From the material beneath, pull every line with the word "Python".

##############################

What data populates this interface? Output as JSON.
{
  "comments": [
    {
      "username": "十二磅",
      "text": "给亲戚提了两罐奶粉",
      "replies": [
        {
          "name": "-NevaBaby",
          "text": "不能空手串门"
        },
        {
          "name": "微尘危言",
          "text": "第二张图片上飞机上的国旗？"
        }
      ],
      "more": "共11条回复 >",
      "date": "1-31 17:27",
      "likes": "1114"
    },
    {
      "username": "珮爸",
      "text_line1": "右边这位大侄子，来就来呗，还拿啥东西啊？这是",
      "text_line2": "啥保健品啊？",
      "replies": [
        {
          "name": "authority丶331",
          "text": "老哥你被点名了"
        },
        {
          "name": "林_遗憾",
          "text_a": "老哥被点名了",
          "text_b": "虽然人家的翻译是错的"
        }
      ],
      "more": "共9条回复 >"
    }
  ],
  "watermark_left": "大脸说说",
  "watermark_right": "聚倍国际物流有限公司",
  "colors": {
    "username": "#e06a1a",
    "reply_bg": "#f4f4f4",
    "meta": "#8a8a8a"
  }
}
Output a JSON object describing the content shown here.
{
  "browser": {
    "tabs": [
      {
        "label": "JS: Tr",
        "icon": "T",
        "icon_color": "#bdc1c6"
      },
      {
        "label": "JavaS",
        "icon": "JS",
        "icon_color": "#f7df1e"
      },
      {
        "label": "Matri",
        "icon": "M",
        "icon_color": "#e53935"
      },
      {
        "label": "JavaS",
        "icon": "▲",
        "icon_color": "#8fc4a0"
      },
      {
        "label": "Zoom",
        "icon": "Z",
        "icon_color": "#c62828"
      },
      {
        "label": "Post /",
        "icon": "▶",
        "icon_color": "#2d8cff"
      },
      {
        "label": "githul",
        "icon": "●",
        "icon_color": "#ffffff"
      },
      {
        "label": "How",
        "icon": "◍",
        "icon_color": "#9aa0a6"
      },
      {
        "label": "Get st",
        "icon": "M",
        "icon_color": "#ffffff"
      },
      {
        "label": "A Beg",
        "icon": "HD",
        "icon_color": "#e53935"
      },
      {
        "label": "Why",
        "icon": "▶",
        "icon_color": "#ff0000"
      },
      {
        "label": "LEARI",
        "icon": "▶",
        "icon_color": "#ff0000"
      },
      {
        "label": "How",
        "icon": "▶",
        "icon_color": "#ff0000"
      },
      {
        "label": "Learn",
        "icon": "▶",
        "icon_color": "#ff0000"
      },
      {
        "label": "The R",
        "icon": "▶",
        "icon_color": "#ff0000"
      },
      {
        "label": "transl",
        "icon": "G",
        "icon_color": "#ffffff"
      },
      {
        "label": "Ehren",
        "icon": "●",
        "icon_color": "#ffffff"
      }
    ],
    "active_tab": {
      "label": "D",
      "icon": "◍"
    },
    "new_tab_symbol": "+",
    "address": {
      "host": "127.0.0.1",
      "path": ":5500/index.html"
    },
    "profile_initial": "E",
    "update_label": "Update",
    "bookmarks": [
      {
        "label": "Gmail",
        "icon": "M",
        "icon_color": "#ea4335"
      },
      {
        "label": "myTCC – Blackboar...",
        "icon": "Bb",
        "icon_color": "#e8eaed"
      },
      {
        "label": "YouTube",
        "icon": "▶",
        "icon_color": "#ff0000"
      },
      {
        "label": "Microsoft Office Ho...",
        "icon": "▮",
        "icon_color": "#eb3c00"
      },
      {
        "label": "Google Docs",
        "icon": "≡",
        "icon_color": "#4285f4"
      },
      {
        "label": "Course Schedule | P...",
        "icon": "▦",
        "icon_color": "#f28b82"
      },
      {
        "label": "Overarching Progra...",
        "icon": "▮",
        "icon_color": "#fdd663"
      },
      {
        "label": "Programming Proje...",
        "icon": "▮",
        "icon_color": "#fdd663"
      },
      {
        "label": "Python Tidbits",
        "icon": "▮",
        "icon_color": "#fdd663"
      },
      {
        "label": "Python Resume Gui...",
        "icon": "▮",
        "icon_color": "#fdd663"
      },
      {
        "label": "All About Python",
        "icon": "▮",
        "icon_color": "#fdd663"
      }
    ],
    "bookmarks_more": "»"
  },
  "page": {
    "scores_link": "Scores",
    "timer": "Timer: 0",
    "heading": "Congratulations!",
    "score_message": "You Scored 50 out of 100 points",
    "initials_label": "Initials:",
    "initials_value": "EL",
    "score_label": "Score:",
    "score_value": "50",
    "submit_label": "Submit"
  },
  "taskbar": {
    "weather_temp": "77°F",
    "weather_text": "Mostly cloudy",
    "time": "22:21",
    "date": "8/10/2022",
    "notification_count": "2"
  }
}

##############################

→ **OUTPUT BELOW**:
        "label": "Python Tidbits",
        "label": "Python Resume Gui...",
        "label": "All About Python",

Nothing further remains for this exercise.